About this task. The answer is the number of lines in the data that contain the word "name"; give it alone.

The data.
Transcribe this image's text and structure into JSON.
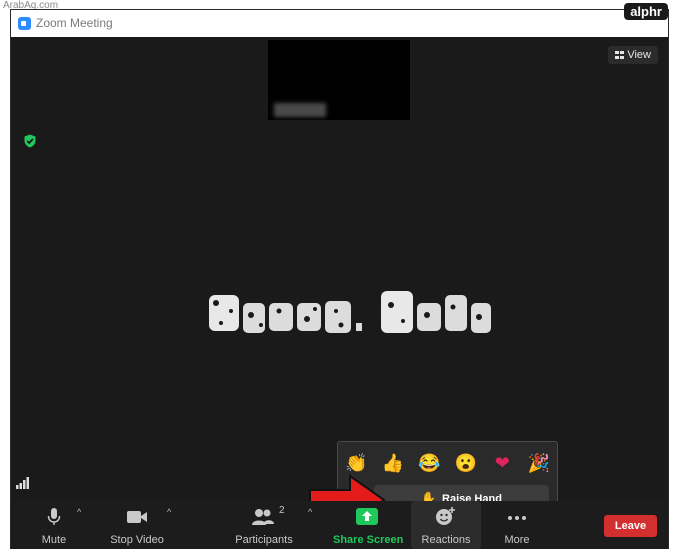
{
  "watermark": "ArabAq.com",
  "brand": "alphr",
  "window": {
    "title": "Zoom Meeting"
  },
  "stage": {
    "view_label": "View"
  },
  "reactions_popup": {
    "emojis": [
      {
        "name": "clap",
        "glyph": "👏"
      },
      {
        "name": "thumbs-up",
        "glyph": "👍"
      },
      {
        "name": "tears-of-joy",
        "glyph": "😂"
      },
      {
        "name": "surprised",
        "glyph": "😮"
      },
      {
        "name": "heart",
        "glyph": "❤"
      },
      {
        "name": "tada",
        "glyph": "🎉"
      }
    ],
    "raise_hand_label": "Raise Hand",
    "raise_hand_glyph": "✋"
  },
  "toolbar": {
    "mute_label": "Mute",
    "stop_video_label": "Stop Video",
    "participants_label": "Participants",
    "participants_count": "2",
    "share_screen_label": "Share Screen",
    "reactions_label": "Reactions",
    "more_label": "More",
    "leave_label": "Leave",
    "caret_glyph": "^"
  },
  "colors": {
    "share_green": "#1fc85a",
    "leave_red": "#d32f2f",
    "accent_blue": "#2d8cff",
    "arrow_red": "#e31b1b"
  },
  "icons": [
    "zoom-app-icon",
    "grid-icon",
    "shield-icon",
    "signal-icon",
    "microphone-icon",
    "video-camera-icon",
    "participants-icon",
    "share-screen-icon",
    "reactions-icon",
    "more-icon",
    "caret-icon",
    "raised-hand-icon",
    "red-arrow"
  ]
}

Result for this exercise. 6